Three years after North Carolina enacted justice reinvestment legislation, this report reviews the policies the state enacted and their impact on North Carolina’s correctional and criminal justice system. Through transforming the state’s probation system, reinventing how treatment is delivered, and expanding supervision, the state has seen declines in its prison population, the number of probation revocations, and releases from prison without supervision.

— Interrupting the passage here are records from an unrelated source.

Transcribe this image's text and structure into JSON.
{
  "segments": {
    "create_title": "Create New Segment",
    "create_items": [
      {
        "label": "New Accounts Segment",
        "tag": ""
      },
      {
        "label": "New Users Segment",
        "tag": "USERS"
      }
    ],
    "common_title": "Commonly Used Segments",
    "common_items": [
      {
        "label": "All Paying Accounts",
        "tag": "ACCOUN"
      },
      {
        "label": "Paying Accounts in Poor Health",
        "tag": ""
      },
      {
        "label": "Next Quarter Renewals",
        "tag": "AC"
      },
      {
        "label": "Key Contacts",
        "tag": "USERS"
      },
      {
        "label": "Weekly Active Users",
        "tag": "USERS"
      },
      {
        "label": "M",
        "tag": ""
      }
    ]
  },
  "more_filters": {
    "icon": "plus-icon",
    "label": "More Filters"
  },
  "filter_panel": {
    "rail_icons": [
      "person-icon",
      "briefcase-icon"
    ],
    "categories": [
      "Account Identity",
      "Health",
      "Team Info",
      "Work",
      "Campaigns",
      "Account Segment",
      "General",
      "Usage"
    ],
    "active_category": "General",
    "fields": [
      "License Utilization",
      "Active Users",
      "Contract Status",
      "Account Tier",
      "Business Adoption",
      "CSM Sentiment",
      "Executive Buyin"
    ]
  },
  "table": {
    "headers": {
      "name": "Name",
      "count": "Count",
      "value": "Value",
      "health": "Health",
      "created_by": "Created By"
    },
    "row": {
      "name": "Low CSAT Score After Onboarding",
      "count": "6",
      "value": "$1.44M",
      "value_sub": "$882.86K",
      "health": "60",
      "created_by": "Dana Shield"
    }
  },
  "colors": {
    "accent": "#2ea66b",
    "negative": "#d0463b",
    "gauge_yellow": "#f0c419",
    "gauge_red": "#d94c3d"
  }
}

In 2010, North Carolina’s prison population was projected to grow by 10 percent in the next decade. Probation revocations accounted for more than half of prison admissions, and only about 15 percent of people released from prison received supervision. From 2010 to 2011, the CSG Justice Center worked with North Carolina state leaders to develop data-driven policy options designed to reduce corrections spending and increase public safety. CSG Justice Center experts interviewed stakeholders across the criminal justice system and conducted a comprehensive analysis of North Carolina’s criminal justice data. The Justice Reinvestment Act was signed into law in 2011. Among other things, the law:
- Requires mandatory supervision of individuals convicted of felonies leaving prison;

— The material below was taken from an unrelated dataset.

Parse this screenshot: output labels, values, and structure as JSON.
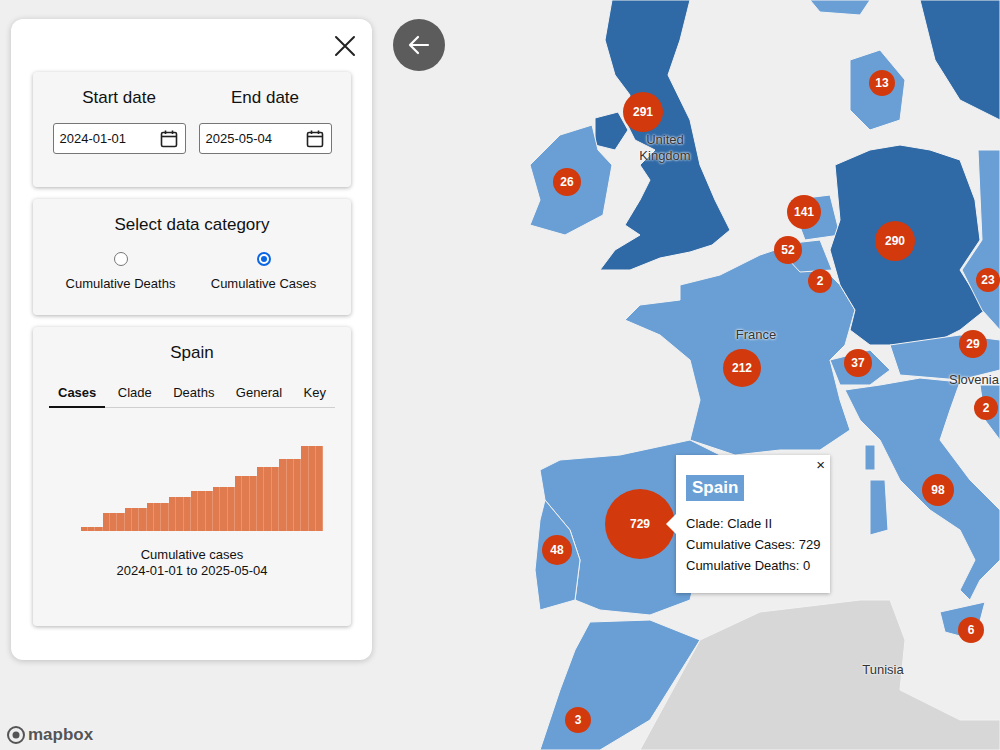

- Empowers probation officers to use swift and certain jail sanctions for violations of conditions of supervision;
- Increases sentences for repeat offenders of breaking and entering; and
- Diverts nonviolent, first-time felony drug offenders from prison using second chance incentives, saving both prison bed space and tax dollars.
These policies are projected to save the state up to an estimated $560 million over 6 years in reduced spending and averted costs. The legislature reprioritized more than $8 million in treatment funding in its FY2012 budget to better target existing community-based treatment resources. The CSG Justice Center provided technical assistance to North Carolina on the implementation of these policies.